Last year ended with the disappointing news that ring-fencing of rental property losses would no longer be permitted, despite it being available to all other forms of tax losses. Along with the Bright Line Test, this is another tax change which will only apply to rental property.
Claiming tax losses on rental property has been presented as a tax loophole available to rich property owners so they can make tax free capital gains.
"The tax system is biased towards the relatively affluent home-owning class, while the poorer renting class miss out" says economist Shamubeel Eaqub. He has campaigned for many years to ring-fence rental property losses, claiming that this would ensure residential investment properties stand on their own merits.
What Eaqub fails to realise is that providing rental property, especially in the first few years, is extremely difficult financially. Being able to claim losses against other income provides assistance at exactly the right time. Ring-fencing rental losses is like replacing the first obstacle in a hurdle race with a high jump poll. Because many people cannot clear the first hurdle, they cannot enter the race.
It seems incredible that at a time when we are facing a shortage of rental properties and rental prices are increasing at a faster rate than inflation, Government looks to introduce a policy that restricts rental property supply.
It is hard not to conclude that there is a campaign to remove private rental property suppliers from the market. Tenant advocates appear to have been persuaded that large financial institutions would be better at providing rental properties in New Zealand. They also believe that not-for-profit organisations would be better at providing rental accommodation, although it is hard to see how.

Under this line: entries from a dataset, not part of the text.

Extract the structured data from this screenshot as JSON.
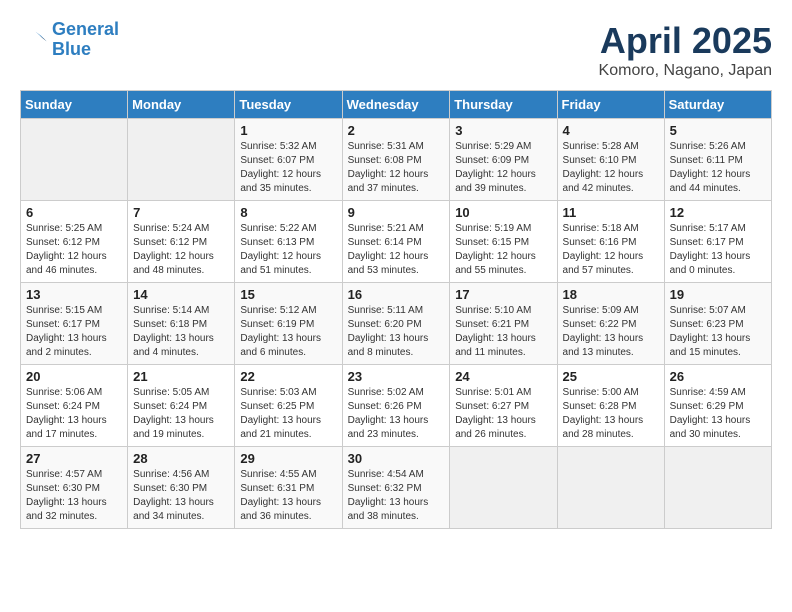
{
  "logo": {
    "line1": "General",
    "line2": "Blue"
  },
  "title": "April 2025",
  "subtitle": "Komoro, Nagano, Japan",
  "weekdays": [
    "Sunday",
    "Monday",
    "Tuesday",
    "Wednesday",
    "Thursday",
    "Friday",
    "Saturday"
  ],
  "weeks": [
    [
      {
        "day": "",
        "info": ""
      },
      {
        "day": "",
        "info": ""
      },
      {
        "day": "1",
        "info": "Sunrise: 5:32 AM\nSunset: 6:07 PM\nDaylight: 12 hours and 35 minutes."
      },
      {
        "day": "2",
        "info": "Sunrise: 5:31 AM\nSunset: 6:08 PM\nDaylight: 12 hours and 37 minutes."
      },
      {
        "day": "3",
        "info": "Sunrise: 5:29 AM\nSunset: 6:09 PM\nDaylight: 12 hours and 39 minutes."
      },
      {
        "day": "4",
        "info": "Sunrise: 5:28 AM\nSunset: 6:10 PM\nDaylight: 12 hours and 42 minutes."
      },
      {
        "day": "5",
        "info": "Sunrise: 5:26 AM\nSunset: 6:11 PM\nDaylight: 12 hours and 44 minutes."
      }
    ],
    [
      {
        "day": "6",
        "info": "Sunrise: 5:25 AM\nSunset: 6:12 PM\nDaylight: 12 hours and 46 minutes."
      },
      {
        "day": "7",
        "info": "Sunrise: 5:24 AM\nSunset: 6:12 PM\nDaylight: 12 hours and 48 minutes."
      },
      {
        "day": "8",
        "info": "Sunrise: 5:22 AM\nSunset: 6:13 PM\nDaylight: 12 hours and 51 minutes."
      },
      {
        "day": "9",
        "info": "Sunrise: 5:21 AM\nSunset: 6:14 PM\nDaylight: 12 hours and 53 minutes."
      },
      {
        "day": "10",
        "info": "Sunrise: 5:19 AM\nSunset: 6:15 PM\nDaylight: 12 hours and 55 minutes."
      },
      {
        "day": "11",
        "info": "Sunrise: 5:18 AM\nSunset: 6:16 PM\nDaylight: 12 hours and 57 minutes."
      },
      {
        "day": "12",
        "info": "Sunrise: 5:17 AM\nSunset: 6:17 PM\nDaylight: 13 hours and 0 minutes."
      }
    ],
    [
      {
        "day": "13",
        "info": "Sunrise: 5:15 AM\nSunset: 6:17 PM\nDaylight: 13 hours and 2 minutes."
      },
      {
        "day": "14",
        "info": "Sunrise: 5:14 AM\nSunset: 6:18 PM\nDaylight: 13 hours and 4 minutes."
      },
      {
        "day": "15",
        "info": "Sunrise: 5:12 AM\nSunset: 6:19 PM\nDaylight: 13 hours and 6 minutes."
      },
      {
        "day": "16",
        "info": "Sunrise: 5:11 AM\nSunset: 6:20 PM\nDaylight: 13 hours and 8 minutes."
      },
      {
        "day": "17",
        "info": "Sunrise: 5:10 AM\nSunset: 6:21 PM\nDaylight: 13 hours and 11 minutes."
      },
      {
        "day": "18",
        "info": "Sunrise: 5:09 AM\nSunset: 6:22 PM\nDaylight: 13 hours and 13 minutes."
      },
      {
        "day": "19",
        "info": "Sunrise: 5:07 AM\nSunset: 6:23 PM\nDaylight: 13 hours and 15 minutes."
      }
    ],
    [
      {
        "day": "20",
        "info": "Sunrise: 5:06 AM\nSunset: 6:24 PM\nDaylight: 13 hours and 17 minutes."
      },
      {
        "day": "21",
        "info": "Sunrise: 5:05 AM\nSunset: 6:24 PM\nDaylight: 13 hours and 19 minutes."
      },
      {
        "day": "22",
        "info": "Sunrise: 5:03 AM\nSunset: 6:25 PM\nDaylight: 13 hours and 21 minutes."
      },
      {
        "day": "23",
        "info": "Sunrise: 5:02 AM\nSunset: 6:26 PM\nDaylight: 13 hours and 23 minutes."
      },
      {
        "day": "24",
        "info": "Sunrise: 5:01 AM\nSunset: 6:27 PM\nDaylight: 13 hours and 26 minutes."
      },
      {
        "day": "25",
        "info": "Sunrise: 5:00 AM\nSunset: 6:28 PM\nDaylight: 13 hours and 28 minutes."
      },
      {
        "day": "26",
        "info": "Sunrise: 4:59 AM\nSunset: 6:29 PM\nDaylight: 13 hours and 30 minutes."
      }
    ],
    [
      {
        "day": "27",
        "info": "Sunrise: 4:57 AM\nSunset: 6:30 PM\nDaylight: 13 hours and 32 minutes."
      },
      {
        "day": "28",
        "info": "Sunrise: 4:56 AM\nSunset: 6:30 PM\nDaylight: 13 hours and 34 minutes."
      },
      {
        "day": "29",
        "info": "Sunrise: 4:55 AM\nSunset: 6:31 PM\nDaylight: 13 hours and 36 minutes."
      },
      {
        "day": "30",
        "info": "Sunrise: 4:54 AM\nSunset: 6:32 PM\nDaylight: 13 hours and 38 minutes."
      },
      {
        "day": "",
        "info": ""
      },
      {
        "day": "",
        "info": ""
      },
      {
        "day": "",
        "info": ""
      }
    ]
  ]
}
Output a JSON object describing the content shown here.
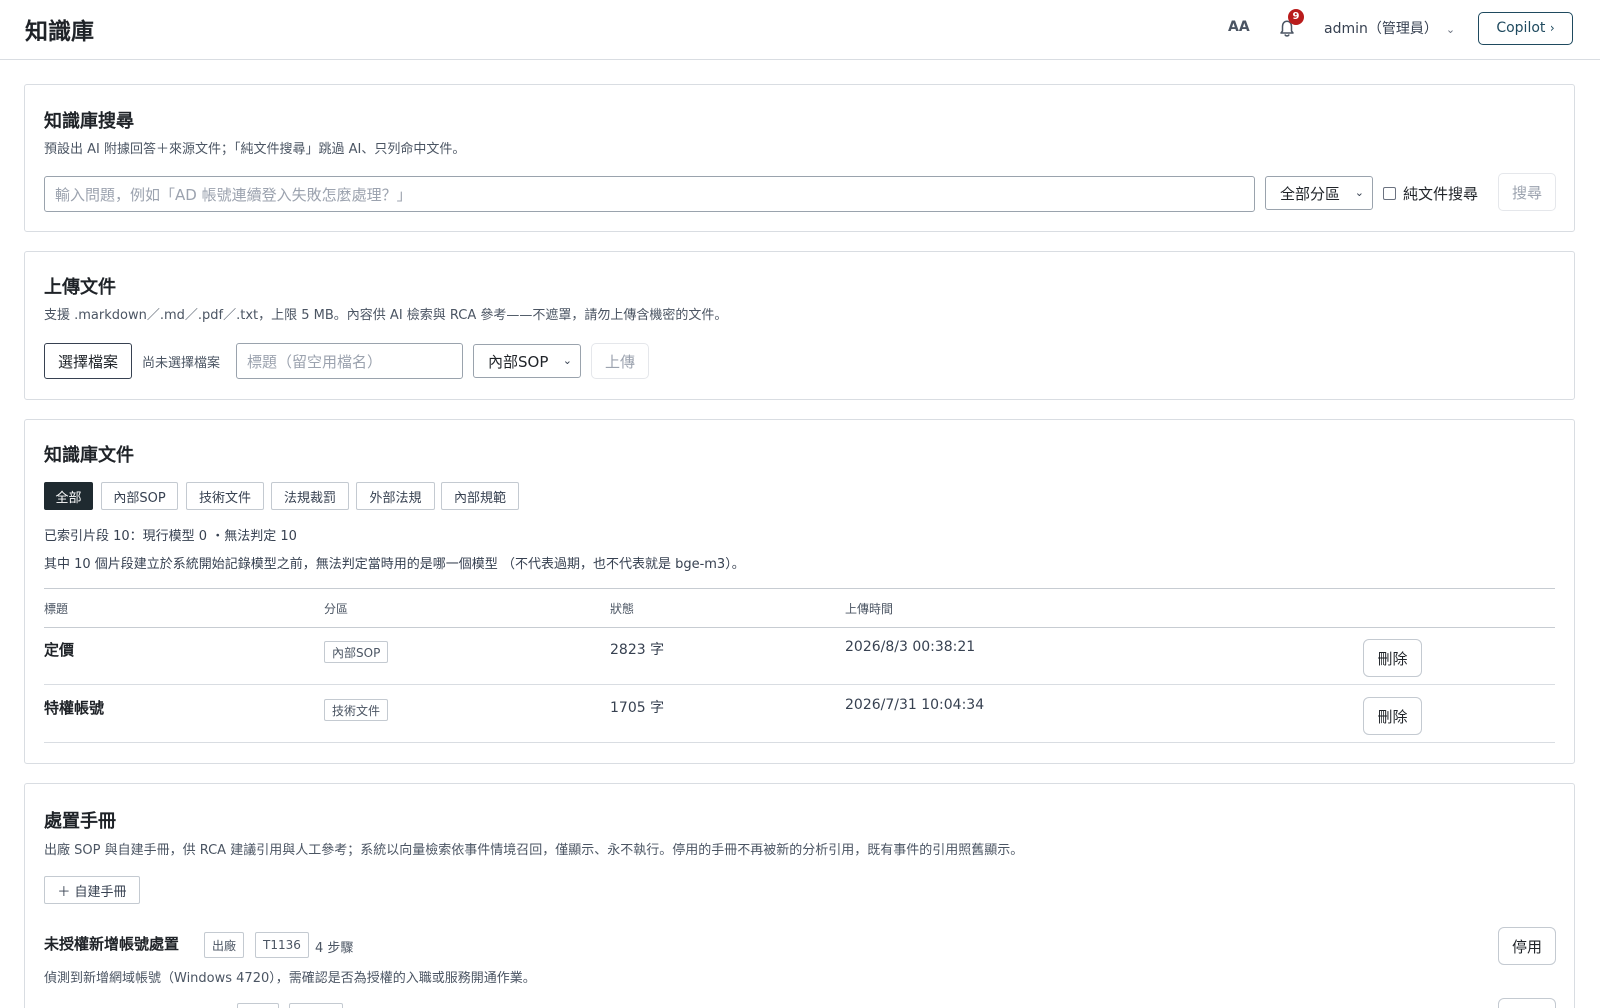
{
  "header": {
    "title": "知識庫",
    "font_toggle": "AA",
    "notification_count": "9",
    "user": "admin（管理員）",
    "copilot": "Copilot"
  },
  "search": {
    "title": "知識庫搜尋",
    "desc": "預設出 AI 附據回答＋來源文件；「純文件搜尋」跳過 AI、只列命中文件。",
    "placeholder": "輸入問題，例如「AD 帳號連續登入失敗怎麼處理？」",
    "partition": "全部分區",
    "docs_only": "純文件搜尋",
    "submit": "搜尋"
  },
  "upload": {
    "title": "上傳文件",
    "desc": "支援 .markdown／.md／.pdf／.txt，上限 5 MB。內容供 AI 檢索與 RCA 參考——不遮罩，請勿上傳含機密的文件。",
    "choose_file": "選擇檔案",
    "no_file": "尚未選擇檔案",
    "title_placeholder": "標題（留空用檔名）",
    "partition": "內部SOP",
    "submit": "上傳"
  },
  "documents": {
    "title": "知識庫文件",
    "tabs": [
      "全部",
      "內部SOP",
      "技術文件",
      "法規裁罰",
      "外部法規",
      "內部規範"
    ],
    "stats_line": "已索引片段 10：現行模型 0 ・無法判定 10",
    "stats_note": "其中 10 個片段建立於系統開始記錄模型之前，無法判定當時用的是哪一個模型 （不代表過期，也不代表就是 bge-m3）。",
    "columns": [
      "標題",
      "分區",
      "狀態",
      "上傳時間"
    ],
    "rows": [
      {
        "title": "定價",
        "partition": "內部SOP",
        "status": "2823 字",
        "uploaded": "2026/8/3 00:38:21",
        "action": "刪除"
      },
      {
        "title": "特權帳號",
        "partition": "技術文件",
        "status": "1705 字",
        "uploaded": "2026/7/31 10:04:34",
        "action": "刪除"
      }
    ]
  },
  "playbooks": {
    "title": "處置手冊",
    "desc": "出廠 SOP 與自建手冊，供 RCA 建議引用與人工參考；系統以向量檢索依事件情境召回，僅顯示、永不執行。停用的手冊不再被新的分析引用，既有事件的引用照舊顯示。",
    "create": "＋ 自建手冊",
    "items": [
      {
        "title": "未授權新增帳號處置",
        "source": "出廠",
        "technique": "T1136",
        "steps": "4 步驟",
        "desc": "偵測到新增網域帳號（Windows 4720），需確認是否為授權的入職或服務開通作業。",
        "action": "停用"
      }
    ]
  }
}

The last Government offered the not-for-profit sector properties at a reduced value, guaranteed the rental income and provided rental top-ups at higher rates than the accommodation supplement. despite having all this on a plate, the not-for-profits said they couldn't make it work and Government would have to give them the properties for free.
The new rules will fully come into effect this April, so there will be no slow introduction which was promised during the last election.
The NZPIF proposed that the law change should be applied on a portfolio basis and this has been accepted, which is some good news. It means that people with other positively geared rentals may still be able to buy and provide more rental property. However there is little doubt that many people who would have bought and provided a rental property will now no longer be able to do so.
With an immediate and full introduction of ring-fencing, some highly geared rental owners could face serious cashflow problems. Hopefully they will be able to either increase their rental prices or find extra funds somewhere else rather than be forced to sell. Unfortunately it is a certainty that some people will be placed into this situation.
In our submission to the IRD, the NZPIF recommended that there should be an upper limit on claiming losses rather than a complete ban. This would reduce the requirement for rental price increases, lower the number of rentals that would need to be sold and minimise the effect on rental property supply. It is extremely disappointing that this proposal was not considered.
As with most ill-conceived law changes, the unintended consequences will lead to opportunities for some. This will involve good planning for your investment strategies over the coming year. The NZPIF and associations all around the country will be looking to help our members handle this new and unfortunate situation.